> [ENTRIES SHOWN]:

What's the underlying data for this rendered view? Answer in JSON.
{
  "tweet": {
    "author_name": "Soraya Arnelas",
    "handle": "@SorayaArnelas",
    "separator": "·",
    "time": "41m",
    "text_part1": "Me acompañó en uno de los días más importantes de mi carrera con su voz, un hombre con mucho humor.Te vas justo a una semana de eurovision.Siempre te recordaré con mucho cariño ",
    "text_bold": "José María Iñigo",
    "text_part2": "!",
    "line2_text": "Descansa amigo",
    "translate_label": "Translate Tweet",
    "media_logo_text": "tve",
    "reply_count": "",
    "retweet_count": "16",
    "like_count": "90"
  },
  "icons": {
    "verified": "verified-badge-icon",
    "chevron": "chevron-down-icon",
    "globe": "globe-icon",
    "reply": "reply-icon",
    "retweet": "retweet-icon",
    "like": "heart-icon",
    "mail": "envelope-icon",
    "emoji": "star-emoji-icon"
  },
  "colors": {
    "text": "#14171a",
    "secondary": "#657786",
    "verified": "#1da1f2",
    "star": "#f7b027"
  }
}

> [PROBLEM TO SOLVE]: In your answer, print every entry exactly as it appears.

> [RESPONSE]:
What's the underlying data for this rendered view? Answer in JSON.
{
  "tweet": {
    "author_name": "Soraya Arnelas",
    "handle": "@SorayaArnelas",
    "separator": "·",
    "time": "41m",
    "text_part1": "Me acompañó en uno de los días más importantes de mi carrera con su voz, un hombre con mucho humor.Te vas justo a una semana de eurovision.Siempre te recordaré con mucho cariño ",
    "text_bold": "José María Iñigo",
    "text_part2": "!",
    "line2_text": "Descansa amigo",
    "translate_label": "Translate Tweet",
    "media_logo_text": "tve",
    "reply_count": "",
    "retweet_count": "16",
    "like_count": "90"
  },
  "icons": {
    "verified": "verified-badge-icon",
    "chevron": "chevron-down-icon",
    "globe": "globe-icon",
    "reply": "reply-icon",
    "retweet": "retweet-icon",
    "like": "heart-icon",
    "mail": "envelope-icon",
    "emoji": "star-emoji-icon"
  },
  "colors": {
    "text": "#14171a",
    "secondary": "#657786",
    "verified": "#1da1f2",
    "star": "#f7b027"
  }
}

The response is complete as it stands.